Brief
Which lines below include "title"? Copy them all.

Data provided

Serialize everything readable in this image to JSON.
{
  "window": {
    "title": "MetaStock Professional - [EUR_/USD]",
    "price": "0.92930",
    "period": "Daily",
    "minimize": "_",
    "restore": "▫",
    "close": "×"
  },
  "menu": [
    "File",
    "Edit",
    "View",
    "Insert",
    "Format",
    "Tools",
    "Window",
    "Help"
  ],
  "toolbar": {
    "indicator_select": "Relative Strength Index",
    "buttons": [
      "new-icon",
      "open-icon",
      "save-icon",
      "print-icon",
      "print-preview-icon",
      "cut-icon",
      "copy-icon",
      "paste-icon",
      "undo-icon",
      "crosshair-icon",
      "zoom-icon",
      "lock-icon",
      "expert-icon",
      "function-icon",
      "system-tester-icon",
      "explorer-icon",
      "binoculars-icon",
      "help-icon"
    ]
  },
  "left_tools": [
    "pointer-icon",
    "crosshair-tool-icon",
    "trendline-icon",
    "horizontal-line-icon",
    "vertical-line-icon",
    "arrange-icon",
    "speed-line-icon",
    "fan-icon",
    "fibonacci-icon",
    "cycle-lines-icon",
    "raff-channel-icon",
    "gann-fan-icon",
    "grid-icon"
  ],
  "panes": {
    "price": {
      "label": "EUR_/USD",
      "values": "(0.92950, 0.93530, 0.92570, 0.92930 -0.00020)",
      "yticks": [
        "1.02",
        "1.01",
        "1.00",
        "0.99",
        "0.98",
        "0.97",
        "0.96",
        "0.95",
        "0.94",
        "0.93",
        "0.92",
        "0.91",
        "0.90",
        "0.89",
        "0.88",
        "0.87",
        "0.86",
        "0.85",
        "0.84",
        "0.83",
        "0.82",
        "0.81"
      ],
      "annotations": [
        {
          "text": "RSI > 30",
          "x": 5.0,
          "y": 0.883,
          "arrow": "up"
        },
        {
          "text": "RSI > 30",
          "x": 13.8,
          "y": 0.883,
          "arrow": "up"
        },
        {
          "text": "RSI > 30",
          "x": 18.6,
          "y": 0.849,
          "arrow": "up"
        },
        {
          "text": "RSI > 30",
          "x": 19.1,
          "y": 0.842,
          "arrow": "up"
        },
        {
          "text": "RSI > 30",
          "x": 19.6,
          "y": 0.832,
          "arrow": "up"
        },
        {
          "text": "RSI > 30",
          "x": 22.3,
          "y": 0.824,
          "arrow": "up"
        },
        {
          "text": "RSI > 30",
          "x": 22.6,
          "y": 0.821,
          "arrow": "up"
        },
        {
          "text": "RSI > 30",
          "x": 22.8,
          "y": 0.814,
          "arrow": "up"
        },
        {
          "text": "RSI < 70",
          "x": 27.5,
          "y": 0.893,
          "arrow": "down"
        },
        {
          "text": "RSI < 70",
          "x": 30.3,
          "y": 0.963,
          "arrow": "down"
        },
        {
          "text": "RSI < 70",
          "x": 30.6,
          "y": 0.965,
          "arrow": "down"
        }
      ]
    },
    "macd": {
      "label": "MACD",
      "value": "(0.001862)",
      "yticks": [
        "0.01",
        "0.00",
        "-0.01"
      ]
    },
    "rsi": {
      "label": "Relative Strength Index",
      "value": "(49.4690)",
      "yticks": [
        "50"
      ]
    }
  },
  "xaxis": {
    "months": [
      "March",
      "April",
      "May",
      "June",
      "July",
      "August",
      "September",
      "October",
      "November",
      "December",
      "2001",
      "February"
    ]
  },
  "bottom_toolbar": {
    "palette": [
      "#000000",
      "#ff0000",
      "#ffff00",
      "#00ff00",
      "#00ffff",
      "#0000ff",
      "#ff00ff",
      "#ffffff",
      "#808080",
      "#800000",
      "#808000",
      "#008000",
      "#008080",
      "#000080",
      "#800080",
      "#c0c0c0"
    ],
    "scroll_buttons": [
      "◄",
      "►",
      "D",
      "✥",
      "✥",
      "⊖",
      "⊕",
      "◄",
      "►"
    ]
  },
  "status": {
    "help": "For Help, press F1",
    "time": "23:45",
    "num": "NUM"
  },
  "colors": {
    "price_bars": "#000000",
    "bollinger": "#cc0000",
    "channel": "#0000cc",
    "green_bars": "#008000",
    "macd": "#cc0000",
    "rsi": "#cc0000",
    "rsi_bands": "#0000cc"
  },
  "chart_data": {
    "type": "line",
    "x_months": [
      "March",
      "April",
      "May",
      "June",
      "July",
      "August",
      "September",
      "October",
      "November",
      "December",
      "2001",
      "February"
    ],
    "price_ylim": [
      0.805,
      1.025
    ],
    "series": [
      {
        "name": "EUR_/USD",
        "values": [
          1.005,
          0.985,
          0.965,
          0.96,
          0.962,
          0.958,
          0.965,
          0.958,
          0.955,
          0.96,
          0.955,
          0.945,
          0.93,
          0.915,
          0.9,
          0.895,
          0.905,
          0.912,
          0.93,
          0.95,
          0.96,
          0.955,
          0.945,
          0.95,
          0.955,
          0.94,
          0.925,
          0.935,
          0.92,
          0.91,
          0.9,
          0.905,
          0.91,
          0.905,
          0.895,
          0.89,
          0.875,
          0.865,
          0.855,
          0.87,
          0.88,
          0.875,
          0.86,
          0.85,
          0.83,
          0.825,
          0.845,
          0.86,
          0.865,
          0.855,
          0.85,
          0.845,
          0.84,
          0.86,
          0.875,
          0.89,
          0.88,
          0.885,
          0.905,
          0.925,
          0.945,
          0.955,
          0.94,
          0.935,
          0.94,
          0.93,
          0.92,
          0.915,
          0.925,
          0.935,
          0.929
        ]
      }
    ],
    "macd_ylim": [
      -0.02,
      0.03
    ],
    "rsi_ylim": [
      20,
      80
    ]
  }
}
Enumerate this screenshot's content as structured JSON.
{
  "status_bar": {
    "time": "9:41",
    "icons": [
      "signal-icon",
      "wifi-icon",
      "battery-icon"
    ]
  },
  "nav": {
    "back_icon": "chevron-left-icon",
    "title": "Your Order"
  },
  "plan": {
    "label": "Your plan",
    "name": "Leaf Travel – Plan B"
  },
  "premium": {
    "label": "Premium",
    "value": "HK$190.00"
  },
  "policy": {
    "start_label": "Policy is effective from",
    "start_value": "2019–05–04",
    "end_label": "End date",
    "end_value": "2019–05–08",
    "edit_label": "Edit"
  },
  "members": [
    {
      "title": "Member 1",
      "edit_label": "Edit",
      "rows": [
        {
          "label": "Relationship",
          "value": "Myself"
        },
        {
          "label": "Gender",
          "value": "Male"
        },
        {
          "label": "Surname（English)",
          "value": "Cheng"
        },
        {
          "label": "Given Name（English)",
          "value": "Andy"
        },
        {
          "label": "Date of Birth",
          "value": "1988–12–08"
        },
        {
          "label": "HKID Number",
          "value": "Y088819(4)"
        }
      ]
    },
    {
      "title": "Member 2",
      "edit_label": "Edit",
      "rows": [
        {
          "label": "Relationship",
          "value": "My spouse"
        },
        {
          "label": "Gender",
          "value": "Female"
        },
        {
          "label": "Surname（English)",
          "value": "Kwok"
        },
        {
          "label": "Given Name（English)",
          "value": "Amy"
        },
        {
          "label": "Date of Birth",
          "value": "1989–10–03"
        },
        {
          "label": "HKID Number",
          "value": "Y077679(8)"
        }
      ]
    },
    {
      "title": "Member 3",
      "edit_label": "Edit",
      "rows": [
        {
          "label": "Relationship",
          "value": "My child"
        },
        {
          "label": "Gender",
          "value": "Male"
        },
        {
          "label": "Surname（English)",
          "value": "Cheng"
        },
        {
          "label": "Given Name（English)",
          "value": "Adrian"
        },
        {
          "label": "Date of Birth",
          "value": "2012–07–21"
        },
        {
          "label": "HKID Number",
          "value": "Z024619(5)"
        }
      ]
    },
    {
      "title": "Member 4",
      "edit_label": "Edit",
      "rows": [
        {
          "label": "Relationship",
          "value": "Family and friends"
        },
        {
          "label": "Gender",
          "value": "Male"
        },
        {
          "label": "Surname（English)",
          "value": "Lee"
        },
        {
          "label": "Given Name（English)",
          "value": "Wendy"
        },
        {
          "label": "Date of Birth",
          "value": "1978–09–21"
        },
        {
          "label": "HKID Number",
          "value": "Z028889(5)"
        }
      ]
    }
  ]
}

Solution to the exercise
    "title": "MetaStock Professional - [EUR_/USD]",
    "title": "Your Order"
      "title": "Member 1",
      "title": "Member 2",
      "title": "Member 3",
      "title": "Member 4",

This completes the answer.